How to complete this task
Every line below should be repeated exactly as written.

[Web page and app entries]
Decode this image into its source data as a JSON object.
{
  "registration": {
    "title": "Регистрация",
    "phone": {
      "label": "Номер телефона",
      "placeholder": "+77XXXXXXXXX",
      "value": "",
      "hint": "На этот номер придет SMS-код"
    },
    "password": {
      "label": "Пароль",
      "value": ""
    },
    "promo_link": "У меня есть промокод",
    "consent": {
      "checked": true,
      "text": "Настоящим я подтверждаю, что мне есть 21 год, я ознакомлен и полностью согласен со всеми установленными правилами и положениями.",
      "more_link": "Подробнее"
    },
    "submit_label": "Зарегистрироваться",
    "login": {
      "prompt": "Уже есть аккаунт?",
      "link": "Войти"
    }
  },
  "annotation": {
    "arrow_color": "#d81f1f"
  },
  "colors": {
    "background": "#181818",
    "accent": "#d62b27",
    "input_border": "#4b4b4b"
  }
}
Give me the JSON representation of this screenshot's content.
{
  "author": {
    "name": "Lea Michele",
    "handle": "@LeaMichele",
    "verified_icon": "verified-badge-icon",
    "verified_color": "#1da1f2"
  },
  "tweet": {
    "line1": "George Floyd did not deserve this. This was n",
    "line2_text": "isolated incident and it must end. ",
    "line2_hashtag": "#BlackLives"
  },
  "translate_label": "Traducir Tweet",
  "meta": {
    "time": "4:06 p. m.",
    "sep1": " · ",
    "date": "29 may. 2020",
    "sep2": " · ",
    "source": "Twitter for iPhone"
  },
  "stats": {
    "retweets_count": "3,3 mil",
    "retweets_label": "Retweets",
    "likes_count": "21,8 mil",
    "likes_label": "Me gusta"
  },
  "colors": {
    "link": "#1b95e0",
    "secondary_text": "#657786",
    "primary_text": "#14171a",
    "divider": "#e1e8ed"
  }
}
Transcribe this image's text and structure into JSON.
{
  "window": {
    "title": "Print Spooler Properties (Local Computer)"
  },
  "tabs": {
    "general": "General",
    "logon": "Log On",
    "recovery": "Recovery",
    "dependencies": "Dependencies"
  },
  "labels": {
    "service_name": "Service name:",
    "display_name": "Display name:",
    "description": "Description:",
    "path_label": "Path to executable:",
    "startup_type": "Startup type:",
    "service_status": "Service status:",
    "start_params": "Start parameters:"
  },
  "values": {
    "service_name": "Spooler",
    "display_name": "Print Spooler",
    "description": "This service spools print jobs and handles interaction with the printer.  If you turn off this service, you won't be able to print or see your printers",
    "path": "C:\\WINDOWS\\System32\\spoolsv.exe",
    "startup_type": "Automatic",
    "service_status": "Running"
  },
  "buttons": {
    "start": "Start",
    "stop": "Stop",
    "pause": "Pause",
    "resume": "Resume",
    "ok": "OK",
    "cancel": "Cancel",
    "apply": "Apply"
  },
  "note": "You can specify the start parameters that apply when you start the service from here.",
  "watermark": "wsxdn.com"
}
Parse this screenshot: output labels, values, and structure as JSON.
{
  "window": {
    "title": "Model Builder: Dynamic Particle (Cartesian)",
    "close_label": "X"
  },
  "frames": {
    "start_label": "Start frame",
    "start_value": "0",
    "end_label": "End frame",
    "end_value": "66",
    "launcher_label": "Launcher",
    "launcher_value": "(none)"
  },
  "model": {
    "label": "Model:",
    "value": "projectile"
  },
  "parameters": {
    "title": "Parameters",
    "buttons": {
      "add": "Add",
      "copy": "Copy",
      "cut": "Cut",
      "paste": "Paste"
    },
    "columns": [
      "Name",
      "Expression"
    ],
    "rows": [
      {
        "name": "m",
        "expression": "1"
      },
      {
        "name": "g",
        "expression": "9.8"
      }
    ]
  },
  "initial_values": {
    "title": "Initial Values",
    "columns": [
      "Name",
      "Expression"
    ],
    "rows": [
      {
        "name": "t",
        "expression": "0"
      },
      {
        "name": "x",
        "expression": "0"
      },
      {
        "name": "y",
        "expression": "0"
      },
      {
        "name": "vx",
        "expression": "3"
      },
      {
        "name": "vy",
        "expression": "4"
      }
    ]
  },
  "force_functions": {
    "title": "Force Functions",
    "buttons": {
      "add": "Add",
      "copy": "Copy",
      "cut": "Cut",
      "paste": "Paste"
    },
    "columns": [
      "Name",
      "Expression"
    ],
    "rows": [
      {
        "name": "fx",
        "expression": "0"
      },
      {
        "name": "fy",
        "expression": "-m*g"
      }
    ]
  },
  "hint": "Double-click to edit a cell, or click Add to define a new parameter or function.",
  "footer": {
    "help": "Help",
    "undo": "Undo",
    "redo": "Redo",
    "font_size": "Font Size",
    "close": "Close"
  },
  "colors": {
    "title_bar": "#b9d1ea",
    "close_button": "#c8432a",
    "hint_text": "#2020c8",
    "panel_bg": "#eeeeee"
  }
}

Result of the exercise
Decode this image into its source data as a JSON object.
{
  "registration": {
    "title": "Регистрация",
    "phone": {
      "label": "Номер телефона",
      "placeholder": "+77XXXXXXXXX",
      "value": "",
      "hint": "На этот номер придет SMS-код"
    },
    "password": {
      "label": "Пароль",
      "value": ""
    },
    "promo_link": "У меня есть промокод",
    "consent": {
      "checked": true,
      "text": "Настоящим я подтверждаю, что мне есть 21 год, я ознакомлен и полностью согласен со всеми установленными правилами и положениями.",
      "more_link": "Подробнее"
    },
    "submit_label": "Зарегистрироваться",
    "login": {
      "prompt": "Уже есть аккаунт?",
      "link": "Войти"
    }
  },
  "annotation": {
    "arrow_color": "#d81f1f"
  },
  "colors": {
    "background": "#181818",
    "accent": "#d62b27",
    "input_border": "#4b4b4b"
  }
}
Give me the JSON representation of this screenshot's content.
{
  "author": {
    "name": "Lea Michele",
    "handle": "@LeaMichele",
    "verified_icon": "verified-badge-icon",
    "verified_color": "#1da1f2"
  },
  "tweet": {
    "line1": "George Floyd did not deserve this. This was n",
    "line2_text": "isolated incident and it must end. ",
    "line2_hashtag": "#BlackLives"
  },
  "translate_label": "Traducir Tweet",
  "meta": {
    "time": "4:06 p. m.",
    "sep1": " · ",
    "date": "29 may. 2020",
    "sep2": " · ",
    "source": "Twitter for iPhone"
  },
  "stats": {
    "retweets_count": "3,3 mil",
    "retweets_label": "Retweets",
    "likes_count": "21,8 mil",
    "likes_label": "Me gusta"
  },
  "colors": {
    "link": "#1b95e0",
    "secondary_text": "#657786",
    "primary_text": "#14171a",
    "divider": "#e1e8ed"
  }
}
Transcribe this image's text and structure into JSON.
{
  "window": {
    "title": "Print Spooler Properties (Local Computer)"
  },
  "tabs": {
    "general": "General",
    "logon": "Log On",
    "recovery": "Recovery",
    "dependencies": "Dependencies"
  },
  "labels": {
    "service_name": "Service name:",
    "display_name": "Display name:",
    "description": "Description:",
    "path_label": "Path to executable:",
    "startup_type": "Startup type:",
    "service_status": "Service status:",
    "start_params": "Start parameters:"
  },
  "values": {
    "service_name": "Spooler",
    "display_name": "Print Spooler",
    "description": "This service spools print jobs and handles interaction with the printer.  If you turn off this service, you won't be able to print or see your printers",
    "path": "C:\\WINDOWS\\System32\\spoolsv.exe",
    "startup_type": "Automatic",
    "service_status": "Running"
  },
  "buttons": {
    "start": "Start",
    "stop": "Stop",
    "pause": "Pause",
    "resume": "Resume",
    "ok": "OK",
    "cancel": "Cancel",
    "apply": "Apply"
  },
  "note": "You can specify the start parameters that apply when you start the service from here.",
  "watermark": "wsxdn.com"
}
Parse this screenshot: output labels, values, and structure as JSON.
{
  "window": {
    "title": "Model Builder: Dynamic Particle (Cartesian)",
    "close_label": "X"
  },
  "frames": {
    "start_label": "Start frame",
    "start_value": "0",
    "end_label": "End frame",
    "end_value": "66",
    "launcher_label": "Launcher",
    "launcher_value": "(none)"
  },
  "model": {
    "label": "Model:",
    "value": "projectile"
  },
  "parameters": {
    "title": "Parameters",
    "buttons": {
      "add": "Add",
      "copy": "Copy",
      "cut": "Cut",
      "paste": "Paste"
    },
    "columns": [
      "Name",
      "Expression"
    ],
    "rows": [
      {
        "name": "m",
        "expression": "1"
      },
      {
        "name": "g",
        "expression": "9.8"
      }
    ]
  },
  "initial_values": {
    "title": "Initial Values",
    "columns": [
      "Name",
      "Expression"
    ],
    "rows": [
      {
        "name": "t",
        "expression": "0"
      },
      {
        "name": "x",
        "expression": "0"
      },
      {
        "name": "y",
        "expression": "0"
      },
      {
        "name": "vx",
        "expression": "3"
      },
      {
        "name": "vy",
        "expression": "4"
      }
    ]
  },
  "force_functions": {
    "title": "Force Functions",
    "buttons": {
      "add": "Add",
      "copy": "Copy",
      "cut": "Cut",
      "paste": "Paste"
    },
    "columns": [
      "Name",
      "Expression"
    ],
    "rows": [
      {
        "name": "fx",
        "expression": "0"
      },
      {
        "name": "fy",
        "expression": "-m*g"
      }
    ]
  },
  "hint": "Double-click to edit a cell, or click Add to define a new parameter or function.",
  "footer": {
    "help": "Help",
    "undo": "Undo",
    "redo": "Redo",
    "font_size": "Font Size",
    "close": "Close"
  },
  "colors": {
    "title_bar": "#b9d1ea",
    "close_button": "#c8432a",
    "hint_text": "#2020c8",
    "panel_bg": "#eeeeee"
  }
}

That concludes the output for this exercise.